Start of Block

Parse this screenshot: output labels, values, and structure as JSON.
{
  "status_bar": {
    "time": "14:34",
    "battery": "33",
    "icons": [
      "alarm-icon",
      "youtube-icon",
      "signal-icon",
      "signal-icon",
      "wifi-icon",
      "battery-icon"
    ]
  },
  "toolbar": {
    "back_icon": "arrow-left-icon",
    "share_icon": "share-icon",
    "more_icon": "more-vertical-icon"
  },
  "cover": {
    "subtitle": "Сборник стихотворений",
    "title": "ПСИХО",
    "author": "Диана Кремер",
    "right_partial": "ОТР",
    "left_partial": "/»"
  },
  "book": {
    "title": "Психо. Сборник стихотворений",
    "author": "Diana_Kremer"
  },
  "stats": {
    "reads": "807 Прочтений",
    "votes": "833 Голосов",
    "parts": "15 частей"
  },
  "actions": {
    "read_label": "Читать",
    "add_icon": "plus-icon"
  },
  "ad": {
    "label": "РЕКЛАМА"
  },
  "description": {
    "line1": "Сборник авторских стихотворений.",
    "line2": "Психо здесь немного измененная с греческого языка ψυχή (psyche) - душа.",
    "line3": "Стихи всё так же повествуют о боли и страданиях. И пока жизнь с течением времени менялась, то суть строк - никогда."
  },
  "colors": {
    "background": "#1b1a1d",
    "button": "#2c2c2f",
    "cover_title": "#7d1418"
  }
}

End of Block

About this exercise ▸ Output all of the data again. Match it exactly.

Completed exercise ▸
Parse this screenshot: output labels, values, and structure as JSON.
{
  "status_bar": {
    "time": "14:34",
    "battery": "33",
    "icons": [
      "alarm-icon",
      "youtube-icon",
      "signal-icon",
      "signal-icon",
      "wifi-icon",
      "battery-icon"
    ]
  },
  "toolbar": {
    "back_icon": "arrow-left-icon",
    "share_icon": "share-icon",
    "more_icon": "more-vertical-icon"
  },
  "cover": {
    "subtitle": "Сборник стихотворений",
    "title": "ПСИХО",
    "author": "Диана Кремер",
    "right_partial": "ОТР",
    "left_partial": "/»"
  },
  "book": {
    "title": "Психо. Сборник стихотворений",
    "author": "Diana_Kremer"
  },
  "stats": {
    "reads": "807 Прочтений",
    "votes": "833 Голосов",
    "parts": "15 частей"
  },
  "actions": {
    "read_label": "Читать",
    "add_icon": "plus-icon"
  },
  "ad": {
    "label": "РЕКЛАМА"
  },
  "description": {
    "line1": "Сборник авторских стихотворений.",
    "line2": "Психо здесь немного измененная с греческого языка ψυχή (psyche) - душа.",
    "line3": "Стихи всё так же повествуют о боли и страданиях. И пока жизнь с течением времени менялась, то суть строк - никогда."
  },
  "colors": {
    "background": "#1b1a1d",
    "button": "#2c2c2f",
    "cover_title": "#7d1418"
  }
}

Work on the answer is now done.